2007 Liberty School Central Coast Cuvee ($12). A well-known practice among European wine estates is “declassifying,” or taking juice that would normally go into the grand vin and putting it into lesser wines in the portfolio – either because the vintage wasn’t up to grand vin standards or because there was more of the good stuff than they could use. Could Austin Hope have done some declassifying here to launch his newest Liberty School – a Rhone blend using grapes that would normally go into his estate Syrah or the Treana blend? “Cuvee” is seriously good wine that could compete with top-end Gigondas. It is rich and big and earthy with the essence of black raspberries, dark chocolate, anise, earthiness and mocha that is long on the palate. What’s more, with its balance it will age for a decade or two, even though it is not highly tannic. Will the 2008 be as good? Do you want to wait and take that chance? Buy.
2006 Clos de Haute Combe Juliénas ($16). A nice everyday Beaujolais with good fruits and acids reminds me of a good everyday Cotes du Rhone – a pleasant wine companion to take to the table, one that has something to say but won’t dominate conversation. This is such a wine.

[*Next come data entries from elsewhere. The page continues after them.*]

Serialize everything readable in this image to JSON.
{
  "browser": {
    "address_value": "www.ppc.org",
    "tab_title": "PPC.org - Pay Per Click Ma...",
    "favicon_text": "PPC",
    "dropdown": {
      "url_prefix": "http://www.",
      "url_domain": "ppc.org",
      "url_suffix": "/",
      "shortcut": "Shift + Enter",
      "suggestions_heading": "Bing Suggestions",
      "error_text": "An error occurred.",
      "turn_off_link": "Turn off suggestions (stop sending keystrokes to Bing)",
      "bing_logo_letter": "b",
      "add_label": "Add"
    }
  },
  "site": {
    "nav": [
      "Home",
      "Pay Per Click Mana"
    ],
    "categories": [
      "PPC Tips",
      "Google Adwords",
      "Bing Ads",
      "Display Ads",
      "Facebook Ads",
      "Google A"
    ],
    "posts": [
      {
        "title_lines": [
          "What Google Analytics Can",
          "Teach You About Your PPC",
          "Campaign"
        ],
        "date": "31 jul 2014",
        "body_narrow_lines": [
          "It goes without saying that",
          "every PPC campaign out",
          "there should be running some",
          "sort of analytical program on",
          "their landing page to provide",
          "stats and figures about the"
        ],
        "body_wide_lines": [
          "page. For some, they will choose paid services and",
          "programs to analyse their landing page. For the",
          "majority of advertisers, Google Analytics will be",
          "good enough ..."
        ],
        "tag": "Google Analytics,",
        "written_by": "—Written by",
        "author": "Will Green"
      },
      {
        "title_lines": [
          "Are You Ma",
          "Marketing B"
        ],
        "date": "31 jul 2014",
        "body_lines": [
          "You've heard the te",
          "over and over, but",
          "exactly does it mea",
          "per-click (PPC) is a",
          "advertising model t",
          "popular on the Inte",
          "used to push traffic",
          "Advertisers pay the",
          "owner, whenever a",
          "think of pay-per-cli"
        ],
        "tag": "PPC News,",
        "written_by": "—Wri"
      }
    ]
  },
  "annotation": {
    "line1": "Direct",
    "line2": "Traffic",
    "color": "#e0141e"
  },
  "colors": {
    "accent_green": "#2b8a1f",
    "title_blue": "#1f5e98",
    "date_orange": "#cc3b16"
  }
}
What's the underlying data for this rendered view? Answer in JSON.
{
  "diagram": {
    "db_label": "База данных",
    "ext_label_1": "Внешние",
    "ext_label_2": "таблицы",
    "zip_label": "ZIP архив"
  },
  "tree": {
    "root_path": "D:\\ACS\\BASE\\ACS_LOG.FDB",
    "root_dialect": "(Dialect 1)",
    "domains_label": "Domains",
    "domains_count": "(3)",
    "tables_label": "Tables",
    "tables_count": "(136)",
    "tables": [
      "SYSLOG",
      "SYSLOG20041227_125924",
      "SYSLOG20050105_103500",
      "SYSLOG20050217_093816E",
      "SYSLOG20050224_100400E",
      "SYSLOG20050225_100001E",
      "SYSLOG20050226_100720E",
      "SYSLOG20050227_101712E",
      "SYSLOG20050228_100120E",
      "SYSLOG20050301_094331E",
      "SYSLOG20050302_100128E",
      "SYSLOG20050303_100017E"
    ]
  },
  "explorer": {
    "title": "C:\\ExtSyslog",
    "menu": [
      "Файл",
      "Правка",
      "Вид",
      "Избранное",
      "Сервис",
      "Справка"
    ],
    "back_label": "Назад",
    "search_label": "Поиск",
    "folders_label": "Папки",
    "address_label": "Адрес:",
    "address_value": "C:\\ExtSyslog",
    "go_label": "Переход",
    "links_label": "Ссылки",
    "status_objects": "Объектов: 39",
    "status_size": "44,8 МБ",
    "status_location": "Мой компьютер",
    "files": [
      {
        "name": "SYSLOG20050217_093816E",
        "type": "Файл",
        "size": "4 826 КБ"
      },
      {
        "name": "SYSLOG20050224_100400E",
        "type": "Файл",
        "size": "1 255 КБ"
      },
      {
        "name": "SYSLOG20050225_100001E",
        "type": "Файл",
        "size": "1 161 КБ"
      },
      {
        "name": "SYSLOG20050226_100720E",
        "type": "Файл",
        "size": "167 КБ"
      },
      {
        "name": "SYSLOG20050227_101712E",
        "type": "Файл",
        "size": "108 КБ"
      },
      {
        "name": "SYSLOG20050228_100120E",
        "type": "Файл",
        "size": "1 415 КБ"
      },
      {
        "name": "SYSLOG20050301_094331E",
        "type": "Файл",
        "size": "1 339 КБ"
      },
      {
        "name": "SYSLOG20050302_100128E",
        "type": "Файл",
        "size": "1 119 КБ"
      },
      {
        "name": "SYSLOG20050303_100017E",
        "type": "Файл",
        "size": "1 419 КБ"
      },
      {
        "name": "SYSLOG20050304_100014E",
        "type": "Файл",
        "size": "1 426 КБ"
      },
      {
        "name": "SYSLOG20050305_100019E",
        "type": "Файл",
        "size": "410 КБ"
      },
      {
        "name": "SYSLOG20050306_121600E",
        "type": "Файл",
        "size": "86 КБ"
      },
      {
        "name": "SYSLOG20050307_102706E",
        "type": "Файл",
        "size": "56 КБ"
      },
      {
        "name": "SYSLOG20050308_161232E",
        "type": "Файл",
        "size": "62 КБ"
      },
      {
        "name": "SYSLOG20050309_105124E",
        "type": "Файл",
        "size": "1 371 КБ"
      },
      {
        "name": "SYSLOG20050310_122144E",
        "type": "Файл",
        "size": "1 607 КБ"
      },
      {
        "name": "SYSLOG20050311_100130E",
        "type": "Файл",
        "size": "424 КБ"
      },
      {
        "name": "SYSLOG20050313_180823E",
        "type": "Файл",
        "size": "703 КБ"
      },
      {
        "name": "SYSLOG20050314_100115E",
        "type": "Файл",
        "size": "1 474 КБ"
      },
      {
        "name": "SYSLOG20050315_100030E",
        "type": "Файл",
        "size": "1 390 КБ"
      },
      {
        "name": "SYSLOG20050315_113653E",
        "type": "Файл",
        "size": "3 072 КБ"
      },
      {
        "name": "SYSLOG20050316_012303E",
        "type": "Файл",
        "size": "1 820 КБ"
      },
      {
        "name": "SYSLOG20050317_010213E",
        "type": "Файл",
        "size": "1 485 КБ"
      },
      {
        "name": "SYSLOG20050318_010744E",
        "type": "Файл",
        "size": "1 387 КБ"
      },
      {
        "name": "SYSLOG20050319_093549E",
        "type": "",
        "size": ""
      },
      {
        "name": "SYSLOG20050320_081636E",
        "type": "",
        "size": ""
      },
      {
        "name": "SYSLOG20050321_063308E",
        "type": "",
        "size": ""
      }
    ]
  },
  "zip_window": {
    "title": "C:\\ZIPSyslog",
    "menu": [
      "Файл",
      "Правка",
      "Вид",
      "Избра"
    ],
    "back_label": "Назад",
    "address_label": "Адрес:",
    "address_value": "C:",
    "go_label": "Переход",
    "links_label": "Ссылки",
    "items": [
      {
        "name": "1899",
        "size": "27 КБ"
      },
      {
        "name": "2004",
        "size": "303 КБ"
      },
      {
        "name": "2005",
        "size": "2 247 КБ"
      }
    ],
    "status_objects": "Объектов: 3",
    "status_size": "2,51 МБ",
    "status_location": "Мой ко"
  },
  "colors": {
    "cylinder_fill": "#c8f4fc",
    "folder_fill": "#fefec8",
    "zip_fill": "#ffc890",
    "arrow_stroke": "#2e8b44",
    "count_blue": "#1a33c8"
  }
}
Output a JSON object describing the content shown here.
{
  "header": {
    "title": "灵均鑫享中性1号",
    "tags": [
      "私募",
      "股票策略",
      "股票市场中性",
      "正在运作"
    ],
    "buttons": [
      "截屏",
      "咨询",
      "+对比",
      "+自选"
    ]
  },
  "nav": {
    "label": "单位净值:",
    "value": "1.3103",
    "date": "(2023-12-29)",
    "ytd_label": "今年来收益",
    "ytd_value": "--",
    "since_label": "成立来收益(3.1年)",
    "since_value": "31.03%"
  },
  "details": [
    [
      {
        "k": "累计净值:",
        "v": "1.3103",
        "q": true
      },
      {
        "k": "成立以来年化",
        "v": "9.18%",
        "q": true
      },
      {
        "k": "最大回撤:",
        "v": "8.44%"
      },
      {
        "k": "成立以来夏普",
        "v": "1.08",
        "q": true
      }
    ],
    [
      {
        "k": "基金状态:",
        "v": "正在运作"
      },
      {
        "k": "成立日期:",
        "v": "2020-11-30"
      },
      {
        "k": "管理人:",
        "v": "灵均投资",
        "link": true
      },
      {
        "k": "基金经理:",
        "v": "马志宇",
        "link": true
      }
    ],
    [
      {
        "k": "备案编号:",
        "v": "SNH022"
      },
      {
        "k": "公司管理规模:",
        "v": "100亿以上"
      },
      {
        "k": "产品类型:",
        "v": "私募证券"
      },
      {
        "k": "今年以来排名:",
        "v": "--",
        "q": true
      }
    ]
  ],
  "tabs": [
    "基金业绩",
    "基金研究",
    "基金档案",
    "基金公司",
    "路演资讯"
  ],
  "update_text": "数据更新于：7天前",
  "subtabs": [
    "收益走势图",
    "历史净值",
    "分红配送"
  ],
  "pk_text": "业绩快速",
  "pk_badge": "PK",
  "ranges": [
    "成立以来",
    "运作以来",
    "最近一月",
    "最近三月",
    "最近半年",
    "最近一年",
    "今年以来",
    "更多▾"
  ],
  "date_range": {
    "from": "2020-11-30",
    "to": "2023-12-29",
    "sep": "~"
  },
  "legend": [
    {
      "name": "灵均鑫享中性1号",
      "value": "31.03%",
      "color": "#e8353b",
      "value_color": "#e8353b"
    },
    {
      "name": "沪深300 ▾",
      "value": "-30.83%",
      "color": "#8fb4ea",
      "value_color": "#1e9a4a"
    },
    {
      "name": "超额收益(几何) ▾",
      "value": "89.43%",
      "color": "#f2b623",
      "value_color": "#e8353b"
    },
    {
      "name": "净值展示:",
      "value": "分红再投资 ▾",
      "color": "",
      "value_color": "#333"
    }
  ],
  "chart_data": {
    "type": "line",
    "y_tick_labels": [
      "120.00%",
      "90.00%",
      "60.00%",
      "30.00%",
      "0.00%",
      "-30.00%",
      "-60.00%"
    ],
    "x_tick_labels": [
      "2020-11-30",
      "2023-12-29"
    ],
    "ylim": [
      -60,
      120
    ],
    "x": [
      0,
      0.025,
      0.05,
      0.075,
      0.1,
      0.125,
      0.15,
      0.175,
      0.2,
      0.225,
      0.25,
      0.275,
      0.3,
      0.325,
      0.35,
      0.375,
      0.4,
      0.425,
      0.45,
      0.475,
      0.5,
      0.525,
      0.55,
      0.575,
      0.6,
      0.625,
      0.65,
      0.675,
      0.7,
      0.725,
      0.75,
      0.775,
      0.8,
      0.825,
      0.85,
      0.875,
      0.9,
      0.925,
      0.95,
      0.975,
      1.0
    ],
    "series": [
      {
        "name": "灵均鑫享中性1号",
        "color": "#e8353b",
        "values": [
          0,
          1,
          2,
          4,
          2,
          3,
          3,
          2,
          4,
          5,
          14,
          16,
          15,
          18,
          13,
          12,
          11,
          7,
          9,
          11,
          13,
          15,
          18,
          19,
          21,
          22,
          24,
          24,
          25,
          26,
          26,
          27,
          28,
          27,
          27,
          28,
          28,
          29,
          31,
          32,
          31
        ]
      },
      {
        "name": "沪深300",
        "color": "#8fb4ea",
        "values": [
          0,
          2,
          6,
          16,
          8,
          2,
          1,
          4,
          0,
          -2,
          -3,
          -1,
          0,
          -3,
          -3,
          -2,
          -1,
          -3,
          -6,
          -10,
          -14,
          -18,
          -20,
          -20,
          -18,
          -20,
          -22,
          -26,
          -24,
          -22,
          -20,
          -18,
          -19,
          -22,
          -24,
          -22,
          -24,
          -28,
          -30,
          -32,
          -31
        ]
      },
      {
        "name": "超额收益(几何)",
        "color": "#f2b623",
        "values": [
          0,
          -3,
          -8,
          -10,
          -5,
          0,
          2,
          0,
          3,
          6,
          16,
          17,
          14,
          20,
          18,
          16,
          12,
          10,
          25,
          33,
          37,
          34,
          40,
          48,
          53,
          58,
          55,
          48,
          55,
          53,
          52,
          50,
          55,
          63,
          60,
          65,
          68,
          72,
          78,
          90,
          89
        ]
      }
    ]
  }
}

Consider.
2006 Olivier Leflaive Montée de Tonnerre Ier Cru Chablis ($50). A very good wine with mellow fruits and meadow flowers laid over a chalky base with good acidity that brings everything back to earth. Who could ask for more? Buy.
2008 Jackson Estate “Vintage Widow” Marlborough Pinot Noir ($32). What I love about New Zealand winemakers is they don’t try to make wines that taste like the wines of anyone else. Marlborough Sauvignon Blanc doesn’t try to mimic Loire Valley, and their Pinot Noirs don’t ape Burgundy. In fact, except for the nose, this wine might even make you question whether Pinot is the grape, as the flavors are similar to fresh Grenache. It’s almost spritzy in its raspberry freshness, yet it has balancing weight and gravity. For all that, it is a very nicely made and interesting bottle from a secondary NZ Pinot region. Consider.
2007 Neirano “Pitule” Moscato d’Asti ($12). Moscatos are seldom great wines, but they are interesting wines. The ones from Asti have bubbles, but low enough pressure that they can be stoppered with a regular cork. Alcohol is low, around 7%. They are generally lightly sweet, but have good acidity and can easily be used as food wines, especially with poultry. This is a nice one with floral aromas and tastes of almonds and meringue. If you aren’t familiar with these wines, give it a Try.
Note: I will be on assignment in Bordeaux on Friday, February 5, so look for the next posting of The Friday Lineup on February 12.
Until next time...